Zoë has learned in her short tenure on Atlantis that it's not an easy thing to become friends with people who view you as a secret keeper. How many Catholics can claim a friendship with the priest who absolves them of their sins? In many ways, she feels blessed to have met Evan and to have been given this opportunity. In many others, she wishes she'd never left Boston.

It's far past a decent hour and she's in the mess hall with Evan, Teyla and Ronon and they are each telling stories of childhood and teenage exploits. So far, she has learned that Ronon would have been a juvenile delinquent if he'd lived on Earth as a teenager and the man she sleeps with, the man who knows a handful of her own darkest secrets, has been keeping from her the fact that he played the tuba in the high school band.

'Tubas are bigger than you,' she says through laughter and this description makes Ronon laugh, as does the offended expression on Evan's face. 'How did you hold it up?'

He flexes his muscles. 'I've always had these bad boys.'

Zoë looks at him, then at Teyla, and the two women break out in peals of laughter. In fact, they're too busy laughing to realize that Sheppard has arrived in the mess and is standing at the head of their table. When she sobers slightly, he smiles a little and points to the balcony behind their table.

'Could I have a moment, Doc?' he asks and she nods, excuses herself from the table. At Evan's questioning look, she shakes her head and squeezes his shoulder as she passes by him.

They exit the mess and step out onto the balcony, coming to rest at the railing. The city is dark all around them, with pinpoints of light coming from the various towers and spires and the effect is beautiful, like standing in the center of a constellation. They stand shoulder to shoulder, neither of them speaking, for what seems like eons but is, in reality, only a few quiet minutes.

He breaks it first.

'She took a chance on me, four years ago when we started out on this project. She risked her job to make sure I came with her.' His hands clench and unclench against the night air. 'I failed her.'


He shrugs. 'By not protecting her, by not living up to the high standard she set.' He looks at her and she sees a broken boy instead a brave Colonel. 'By getting her killed.'

Zoë sighs, turns away from him. The night air is cold against her cheeks and she can hear laughter drifting out from the mess. She tries to remember what life was like before she met Evan and she can't, which both elates her and scares the hell out of her at the same time. She wonders if John can remember what his life was like before Atlantis, and as she sneaks a glance at him and sees the concentration on his face as he stares out at his city, she realizes that no one here probably remembers what life was like in the before.

'I've read the reports, John,' she says, her voice tired even to her own ears. 'She made the choice to save you all at the risk of her own life. From everything I've read about her, she was a greater good kind of woman – one life for the lives of many.' He says nothing and she looks at him once more. 'You loved her,' she says.

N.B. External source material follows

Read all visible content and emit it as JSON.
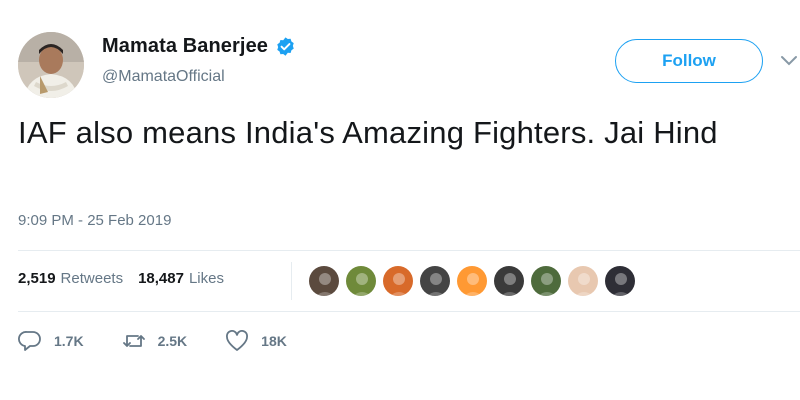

'We all did.' The response is too automatic, too rehearsed, and it doesn't take a trained psychologist to see that he's repeated it to himself one too many times in the last four years.

'Perhaps, but you were in love with her.'

He hangs his head. 'Let's just say that I cared about her a lot more than I was supposed to.'

She knows that it's an admission that takes a lot out of him. She smiles at him slightly and pats his shoulder.

'You're cleared for duty, Colonel.'

He looks up from the water below, surprised. 'What?'

'Do you know what the point of all these mandated sessions is?' she asks and he shakes his head, messy hair catching in the gentle ocean breeze that's kicked up. 'To determine if Atlantis is screwing with your head. I sit on my couch and I listen to you and in the middle of these random conversations I look for indicators that the time away from Earth is having a detrimental effect on your minds. I needed you to be open and honest with me, to give me something that would prove to me you weren't the asshole your bravado presented you to be.'

He smiles at this, a flash of a grin that's blaring white against the darkness.

'I'm sorry I brought up Doctor Weir,' she says. 'It was unfair of me and insensitive.' It's her turn to smile slightly. 'All the things a good psychologist should know not to do.'

'And I'm sorry I asked you about Lorne. It isn't any of my business and you're just doing your job by asking us all these questions.'

'That's the hardest part of this, you know, the living amongst my clients.' She turns back to watch the black ocean crash against the pier below them. 'I sometimes wonder what my life here would be like if I hadn't met Evan, if I'd be alone in this place.'

John snorts in disbelief and she turns to look at him.

'You kicked Rodney's ass in your underwear,' he says with what sounds like a mixture of awe and affection. He's grinning from ear to ear. 'If it wasn't for Lorne, I probably would have asked you out myself.'

She laughs and they turn towards the door. 'I would have turned you down,' she says and he frowns at her.

'What? Why?'

'Because,' she says as she holds the door open for him, 'Rodney told me you're a man whore.'

She smiles at him for good measure and he begins to laugh – loud and deep from within his chest – and when he tells the group at the table what she said, they all join in and for the first time in a long time, Zoë wonders why they told her in graduate school that psychology was a lonely profession.